= INSTRUCTIONS TO FOLLOW =
The expected output is each line in the data below that includes the string "true".
(INFORMATION)
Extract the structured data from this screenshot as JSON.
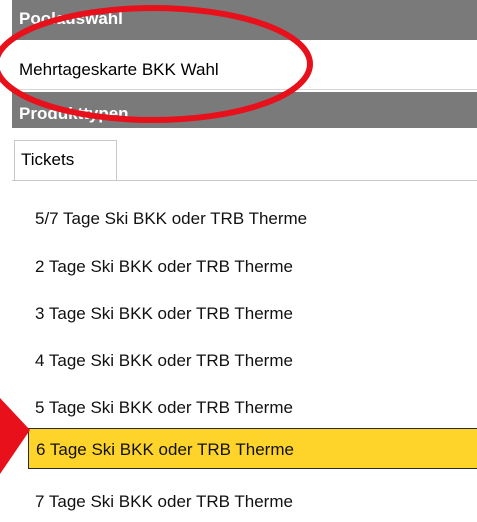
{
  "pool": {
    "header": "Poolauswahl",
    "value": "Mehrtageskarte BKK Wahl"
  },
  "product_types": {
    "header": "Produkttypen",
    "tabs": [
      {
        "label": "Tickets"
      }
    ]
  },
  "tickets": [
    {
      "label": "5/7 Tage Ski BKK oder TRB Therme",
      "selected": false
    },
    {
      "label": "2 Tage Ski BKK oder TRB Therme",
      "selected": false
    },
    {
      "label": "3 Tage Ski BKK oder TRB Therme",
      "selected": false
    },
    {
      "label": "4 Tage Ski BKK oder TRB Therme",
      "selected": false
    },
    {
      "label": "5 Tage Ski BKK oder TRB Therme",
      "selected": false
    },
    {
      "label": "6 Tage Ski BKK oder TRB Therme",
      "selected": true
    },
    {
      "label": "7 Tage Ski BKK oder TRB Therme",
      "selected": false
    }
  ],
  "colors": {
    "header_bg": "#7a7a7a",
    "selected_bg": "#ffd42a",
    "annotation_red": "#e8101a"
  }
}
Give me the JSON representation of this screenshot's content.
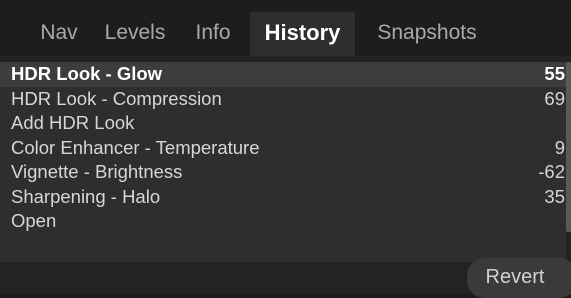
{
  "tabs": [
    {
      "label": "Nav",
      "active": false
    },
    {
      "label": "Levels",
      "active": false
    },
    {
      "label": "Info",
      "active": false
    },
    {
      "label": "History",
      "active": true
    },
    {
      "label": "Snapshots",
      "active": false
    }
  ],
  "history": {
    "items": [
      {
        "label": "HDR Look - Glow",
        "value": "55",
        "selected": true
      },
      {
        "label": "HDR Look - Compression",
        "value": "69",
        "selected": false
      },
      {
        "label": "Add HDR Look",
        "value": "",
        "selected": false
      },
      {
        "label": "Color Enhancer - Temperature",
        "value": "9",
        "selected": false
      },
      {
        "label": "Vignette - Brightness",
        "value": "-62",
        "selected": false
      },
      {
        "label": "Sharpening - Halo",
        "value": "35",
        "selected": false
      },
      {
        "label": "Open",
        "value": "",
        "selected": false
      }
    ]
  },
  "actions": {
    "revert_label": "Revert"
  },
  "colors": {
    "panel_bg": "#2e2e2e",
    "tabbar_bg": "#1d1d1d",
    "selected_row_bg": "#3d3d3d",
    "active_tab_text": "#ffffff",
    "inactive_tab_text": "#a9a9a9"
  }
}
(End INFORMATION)
= RESULT OF THE EXERCISE =
      "selected": true
      "active": true
        "selected": true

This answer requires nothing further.